April will be a relatively quiet month for the rovers and orbiters that we’ve sent to Mars, thanks to a conjunction between the sun and the neighbor planets.

A Mars solar conjunction -- when the Red Planet, sun and Earth are aligned -- happens about once every 26 months, so this isn't NASA's first rodeo. The space agency is already taking steps to prepare for the alignment.

"This is our sixth conjunction for Odyssey," Chris Potts of the Jet Propulsion Laboratory, mission manager for NASA's Mars Odyssey orbiter, said in a statement. "We have plenty of useful experience dealing with them, though each conjunction is a little different."

This year’s conjunction will culminate in an arrangement where the apparent angle between Mars and the sun, from our perspective, is about .4 degrees, as seen in this illustration:


The positioning of the sun between Mars and the Earth will disrupt radio transmissions between the two planets, so NASA won’t be able to communicate as effectively with its craft.

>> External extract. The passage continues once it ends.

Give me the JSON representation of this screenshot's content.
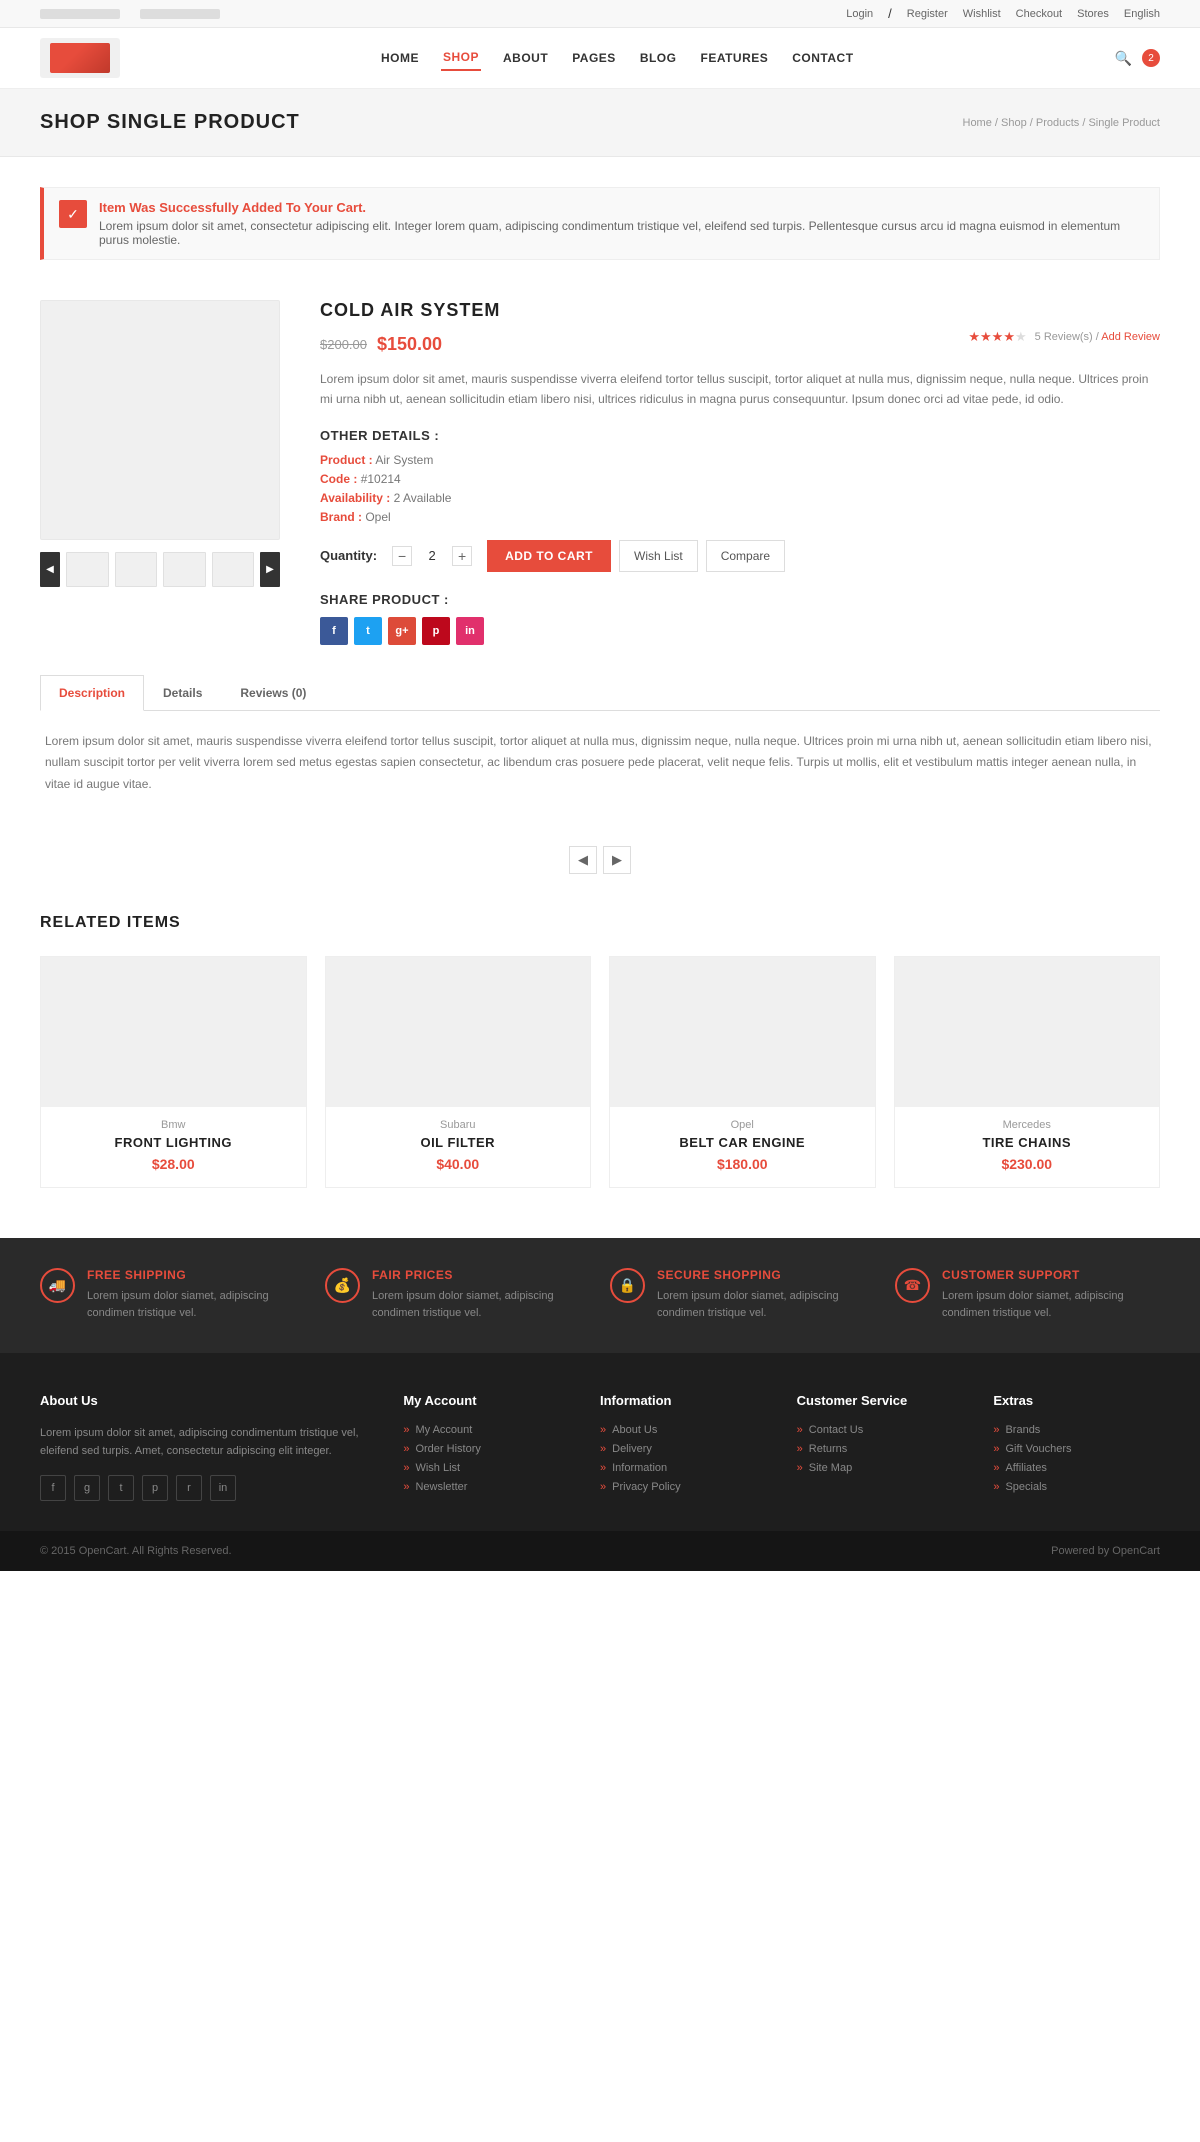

Sometimes the interference of the sun is intensified by solar activity, but all signs point to this latest cycle being relatively mild.

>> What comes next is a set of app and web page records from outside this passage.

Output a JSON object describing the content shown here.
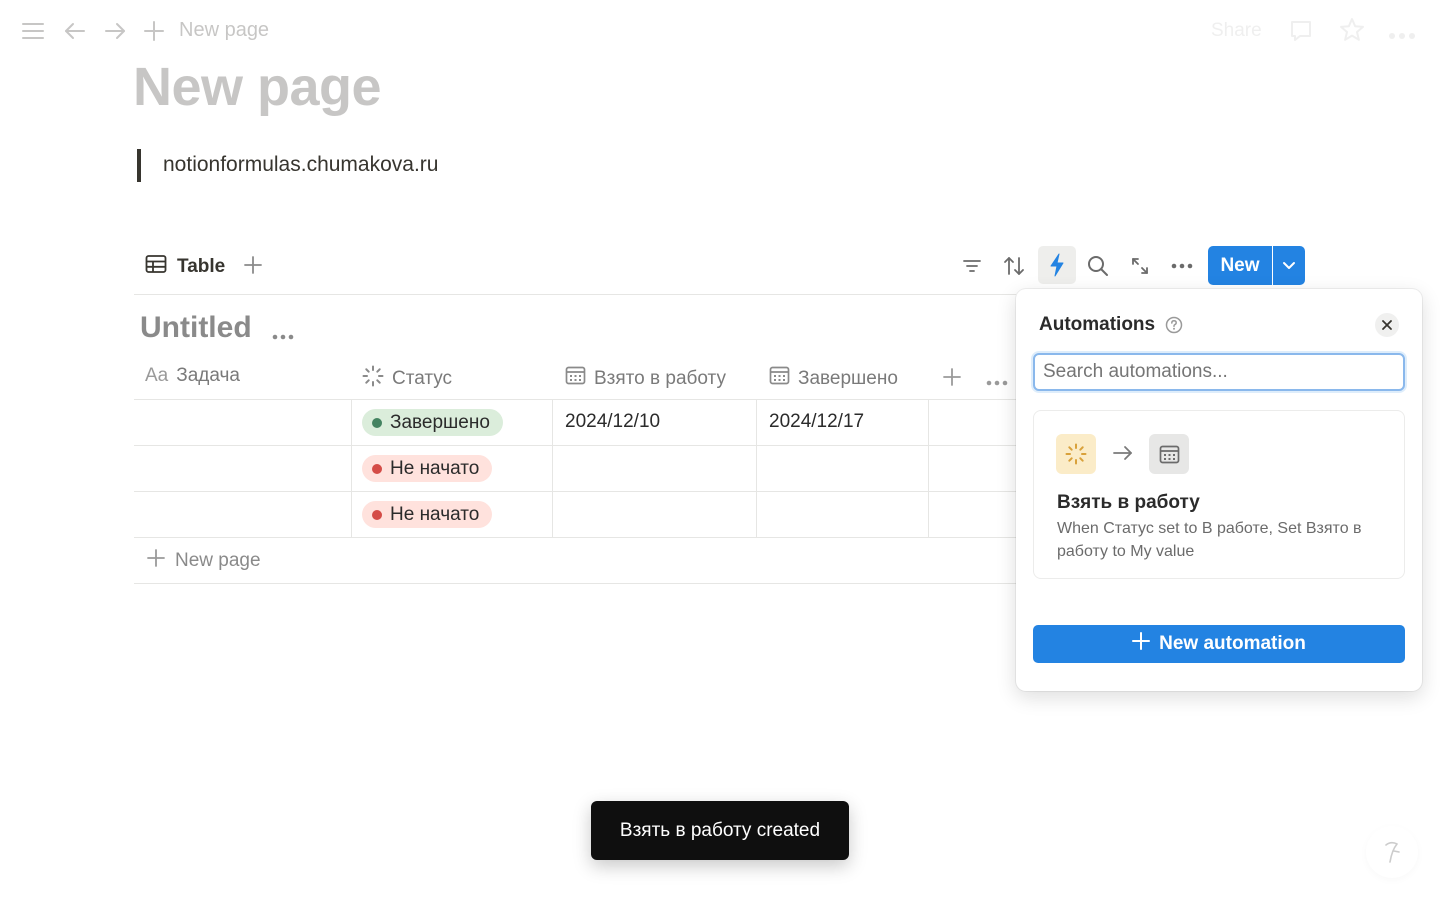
{
  "topbar": {
    "breadcrumb": "New page",
    "share_label": "Share"
  },
  "page": {
    "title": "New page",
    "quote": "notionformulas.chumakova.ru"
  },
  "database": {
    "view_label": "Table",
    "title": "Untitled",
    "new_button_label": "New",
    "columns": [
      {
        "prefix": "Aa",
        "label": "Задача",
        "icon": "text-icon"
      },
      {
        "label": "Статус",
        "icon": "status-icon"
      },
      {
        "label": "Взято в работу",
        "icon": "calendar-icon"
      },
      {
        "label": "Завершено",
        "icon": "calendar-icon"
      }
    ],
    "rows": [
      {
        "task": "",
        "status": "Завершено",
        "status_color": "#448361",
        "status_bg": "#dbeddb",
        "taken": "2024/12/10",
        "done": "2024/12/17"
      },
      {
        "task": "",
        "status": "Не начато",
        "status_color": "#d44c47",
        "status_bg": "#ffe2dd",
        "taken": "",
        "done": ""
      },
      {
        "task": "",
        "status": "Не начато",
        "status_color": "#d44c47",
        "status_bg": "#ffe2dd",
        "taken": "",
        "done": ""
      }
    ],
    "new_row_label": "New page"
  },
  "automations": {
    "title": "Automations",
    "search_placeholder": "Search automations...",
    "items": [
      {
        "name": "Взять в работу",
        "description": "When Статус set to В работе, Set Взято в работу to My value"
      }
    ],
    "new_automation_label": "New automation"
  },
  "toast": {
    "message": "Взять в работу created"
  },
  "colors": {
    "accent": "#2383e2",
    "text": "#37352f",
    "muted": "#7a7a7a"
  }
}
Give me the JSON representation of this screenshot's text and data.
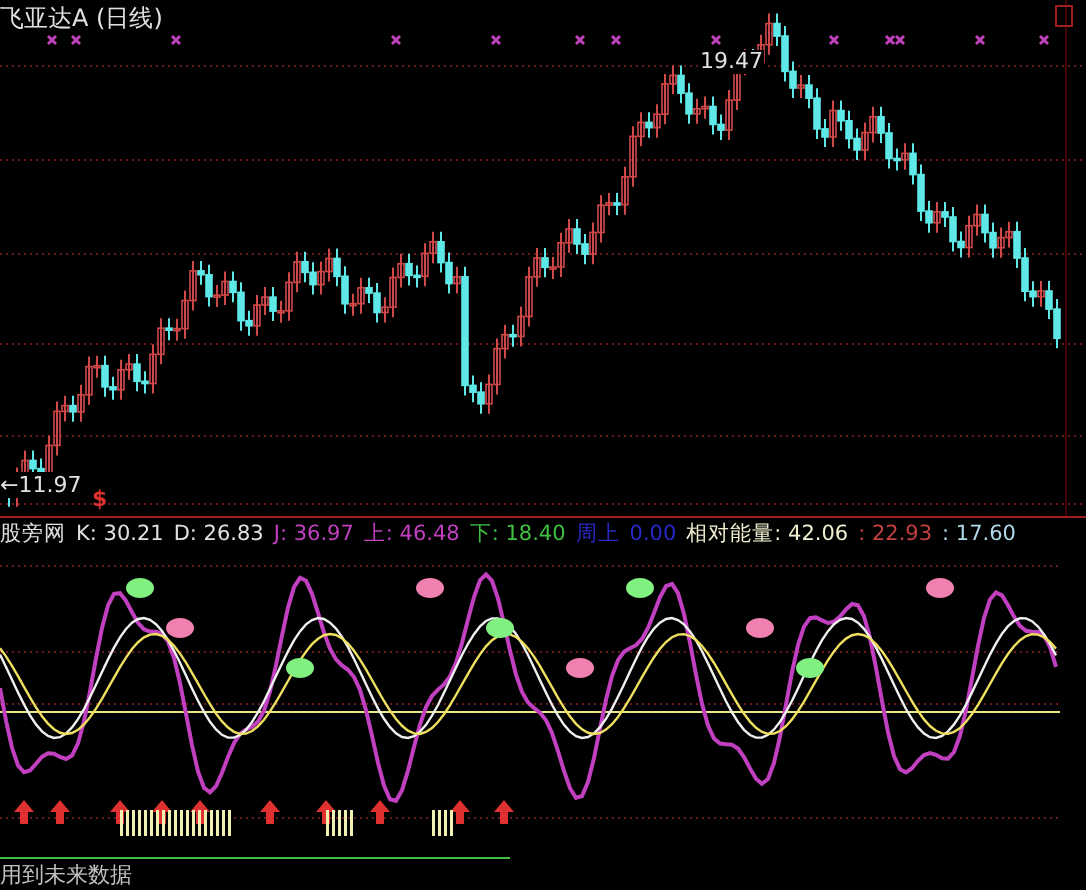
{
  "price_panel": {
    "title": "飞亚达A (日线)",
    "high_label": "19.47",
    "low_label": "←11.97",
    "signal_mark": "$"
  },
  "indicator_legend": [
    {
      "text": "股旁网",
      "color": "#e0e0e0"
    },
    {
      "text": "K: 30.21",
      "color": "#e0e0e0"
    },
    {
      "text": "D: 26.83",
      "color": "#e0e0e0"
    },
    {
      "text": "J: 36.97",
      "color": "#c040c0"
    },
    {
      "text": "上: 46.48",
      "color": "#c040c0"
    },
    {
      "text": "下: 18.40",
      "color": "#40c040"
    },
    {
      "text": "周上",
      "color": "#2828c8"
    },
    {
      "text": "0.00",
      "color": "#2828c8"
    },
    {
      "text": "相对能量: 42.06",
      "color": "#f0f0d0"
    },
    {
      "text": ": 22.93",
      "color": "#c04040"
    },
    {
      "text": ": 17.60",
      "color": "#b0d8e8"
    }
  ],
  "footer_note": "用到未来数据"
}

The Mars Science Laboratory, informally known as Curiosity, and its smaller sibling Opportunity, are the only surface objects on Mars that are still in operation. NASA also has two orbiters in operation: the Mars Reconnaissance Orbiter, which uses radar, spectrometers and cameras to analyze surface conditions and weather on the Red Planet; and the 2001 Mars Odyssey, which is searching for evidence of past water or volcanic activity. These satellites also help relay communications from the ground-based rovers back to Earth.

The European Space Agency also has its own orbiter, Mars Express, which will likely be taking a load off to wait out the solar conjunction.

To avoid dropping crucial calls, NASA is suspending transmissions from Earth to the orbiters from April 9 to April 26. On April 4, the Mars Reconnaissance Orbiter will enter record-only mode.

"For the entire conjunction period, we'll just be storing data on board," MRO mission manager Reid Thomas said in a statement.

Odyssey, meanwhile, will continue transmitting data throughout April.

Opportunity will also receive no commands between April 9 and April 26, but the rover isn’t exactly getting a break: The team will be sending long-term instructions for the robot to carry out during the silent period.

"We are doing extra science planning work this month to develop almost three weeks of activity sequences for Opportunity to execute throughout conjunction," Opportunity Mission Manager Alfonso Herrera of JPL said in a statement.

Curiosity will also be continuing to make observations on its own, with the rover’s team suspending their direct commands from April 4 to May 1. Curiosity will still be sending “beeps” back to Earth, via Odyssey.

Once Mars emerges from behind the sun, NASA engineers will get  an April shower of several weeks’ worth of data.